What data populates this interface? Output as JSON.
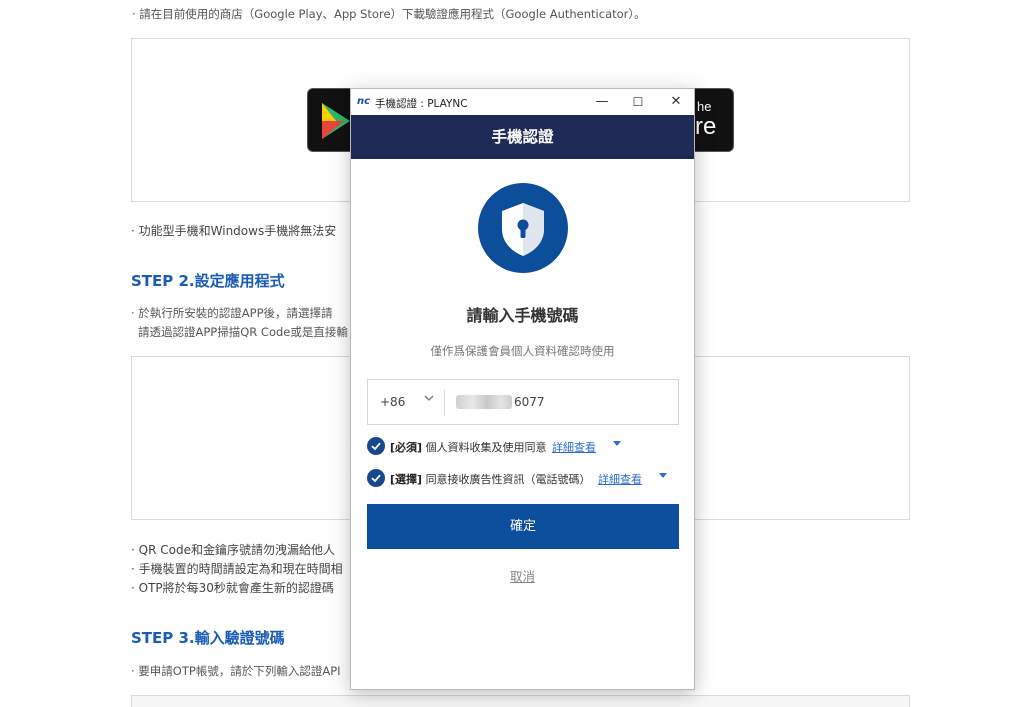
{
  "background": {
    "intro_line": "· 請在目前使用的商店（Google Play、App Store）下載驗證應用程式（Google Authenticator）。",
    "feature_phone_note": "· 功能型手機和Windows手機將無法安",
    "step2_title": "STEP 2.設定應用程式",
    "step2_line1": "· 於執行所安裝的認證APP後，請選擇請",
    "step2_line2": "請透過認證APP掃描QR Code或是直接輸",
    "notes": [
      "· QR Code和金鑰序號請勿洩漏給他人",
      "· 手機裝置的時間請設定為和現在時間相",
      "· OTP將於每30秒就會產生新的認證碼"
    ],
    "step3_title": "STEP 3.輸入驗證號碼",
    "step3_line": "· 要申請OTP帳號，請於下列輸入認證API",
    "appstore_badge_text_top": "he",
    "appstore_badge_text_bottom": "re"
  },
  "popup": {
    "window_logo": "nc",
    "window_title": "手機認證 : PLAYNC",
    "controls": {
      "minimize": "—",
      "maximize": "☐",
      "close": "✕"
    },
    "header_title": "手機認證",
    "icon": "shield-lock-icon",
    "heading": "請輸入手機號碼",
    "subheading": "僅作爲保護會員個人資料確認時使用",
    "country_code": "+86",
    "phone_suffix": "6077",
    "agreements": [
      {
        "tag": "[必須]",
        "text": "個人資料收集及使用同意",
        "link": "詳細查看"
      },
      {
        "tag": "[選擇]",
        "text": "同意接收廣告性資訊（電話號碼）",
        "link": "詳細查看"
      }
    ],
    "confirm_label": "確定",
    "cancel_label": "取消"
  },
  "colors": {
    "header_bg": "#1f2b56",
    "primary_button": "#0c4e9b",
    "step_title": "#1a5bb8",
    "link": "#2a6fd1"
  }
}
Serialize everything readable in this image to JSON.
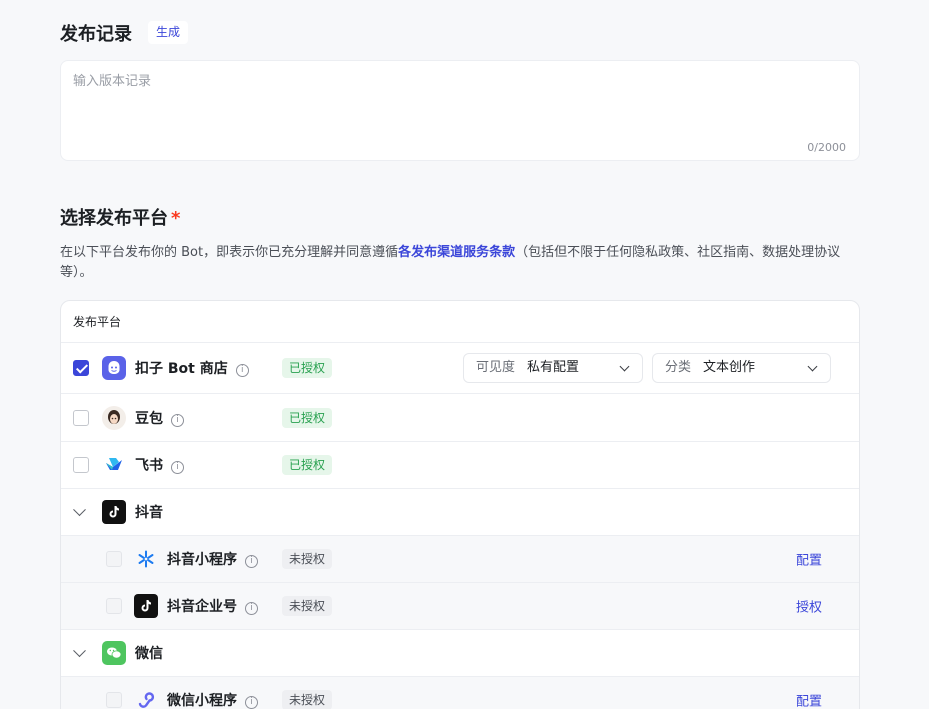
{
  "release_notes": {
    "title": "发布记录",
    "generate_label": "生成",
    "placeholder": "输入版本记录",
    "value": "",
    "counter": "0/2000"
  },
  "platform_select": {
    "title": "选择发布平台",
    "required_mark": "*",
    "desc_prefix": "在以下平台发布你的 Bot，即表示你已充分理解并同意遵循",
    "desc_link": "各发布渠道服务条款",
    "desc_suffix": "（包括但不限于任何隐私政策、社区指南、数据处理协议等）。"
  },
  "table": {
    "header": "发布平台",
    "rows": [
      {
        "name": "扣子 Bot 商店",
        "icon": "coze-store-icon",
        "checked": true,
        "status": "已授权",
        "visibility_label": "可见度",
        "visibility_value": "私有配置",
        "category_label": "分类",
        "category_value": "文本创作"
      },
      {
        "name": "豆包",
        "icon": "doubao-icon",
        "checked": false,
        "status": "已授权"
      },
      {
        "name": "飞书",
        "icon": "feishu-icon",
        "checked": false,
        "status": "已授权"
      },
      {
        "name": "抖音",
        "icon": "douyin-icon",
        "group": true,
        "expanded": true
      },
      {
        "name": "抖音小程序",
        "icon": "douyin-miniapp-icon",
        "status": "未授权",
        "action": "配置"
      },
      {
        "name": "抖音企业号",
        "icon": "douyin-enterprise-icon",
        "status": "未授权",
        "action": "授权"
      },
      {
        "name": "微信",
        "icon": "wechat-icon",
        "group": true,
        "expanded": true
      },
      {
        "name": "微信小程序",
        "icon": "wechat-miniapp-icon",
        "status": "未授权",
        "action": "配置"
      }
    ]
  },
  "colors": {
    "accent": "#3b46d9",
    "authorized": "#29a150",
    "required": "#f93920"
  }
}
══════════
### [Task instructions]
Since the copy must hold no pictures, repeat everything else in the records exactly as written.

### [Finished task]
What data populates this interface? Output as JSON.
{
  "background": {
    "intro_line": "· 請在目前使用的商店（Google Play、App Store）下載驗證應用程式（Google Authenticator）。",
    "feature_phone_note": "· 功能型手機和Windows手機將無法安",
    "step2_title": "STEP 2.設定應用程式",
    "step2_line1": "· 於執行所安裝的認證APP後，請選擇請",
    "step2_line2": "請透過認證APP掃描QR Code或是直接輸",
    "notes": [
      "· QR Code和金鑰序號請勿洩漏給他人",
      "· 手機裝置的時間請設定為和現在時間相",
      "· OTP將於每30秒就會產生新的認證碼"
    ],
    "step3_title": "STEP 3.輸入驗證號碼",
    "step3_line": "· 要申請OTP帳號，請於下列輸入認證API",
    "appstore_badge_text_top": "he",
    "appstore_badge_text_bottom": "re"
  },
  "popup": {
    "window_logo": "nc",
    "window_title": "手機認證 : PLAYNC",
    "controls": {
      "minimize": "—",
      "maximize": "☐",
      "close": "✕"
    },
    "header_title": "手機認證",
    "icon": "shield-lock-icon",
    "heading": "請輸入手機號碼",
    "subheading": "僅作爲保護會員個人資料確認時使用",
    "country_code": "+86",
    "phone_suffix": "6077",
    "agreements": [
      {
        "tag": "[必須]",
        "text": "個人資料收集及使用同意",
        "link": "詳細查看"
      },
      {
        "tag": "[選擇]",
        "text": "同意接收廣告性資訊（電話號碼）",
        "link": "詳細查看"
      }
    ],
    "confirm_label": "確定",
    "cancel_label": "取消"
  },
  "colors": {
    "header_bg": "#1f2b56",
    "primary_button": "#0c4e9b",
    "step_title": "#1a5bb8",
    "link": "#2a6fd1"
  }
}
Serialize everything readable in this image to JSON.
{
  "release_notes": {
    "title": "发布记录",
    "generate_label": "生成",
    "placeholder": "输入版本记录",
    "value": "",
    "counter": "0/2000"
  },
  "platform_select": {
    "title": "选择发布平台",
    "required_mark": "*",
    "desc_prefix": "在以下平台发布你的 Bot，即表示你已充分理解并同意遵循",
    "desc_link": "各发布渠道服务条款",
    "desc_suffix": "（包括但不限于任何隐私政策、社区指南、数据处理协议等）。"
  },
  "table": {
    "header": "发布平台",
    "rows": [
      {
        "name": "扣子 Bot 商店",
        "icon": "coze-store-icon",
        "checked": true,
        "status": "已授权",
        "visibility_label": "可见度",
        "visibility_value": "私有配置",
        "category_label": "分类",
        "category_value": "文本创作"
      },
      {
        "name": "豆包",
        "icon": "doubao-icon",
        "checked": false,
        "status": "已授权"
      },
      {
        "name": "飞书",
        "icon": "feishu-icon",
        "checked": false,
        "status": "已授权"
      },
      {
        "name": "抖音",
        "icon": "douyin-icon",
        "group": true,
        "expanded": true
      },
      {
        "name": "抖音小程序",
        "icon": "douyin-miniapp-icon",
        "status": "未授权",
        "action": "配置"
      },
      {
        "name": "抖音企业号",
        "icon": "douyin-enterprise-icon",
        "status": "未授权",
        "action": "授权"
      },
      {
        "name": "微信",
        "icon": "wechat-icon",
        "group": true,
        "expanded": true
      },
      {
        "name": "微信小程序",
        "icon": "wechat-miniapp-icon",
        "status": "未授权",
        "action": "配置"
      }
    ]
  },
  "colors": {
    "accent": "#3b46d9",
    "authorized": "#29a150",
    "required": "#f93920"
  }
}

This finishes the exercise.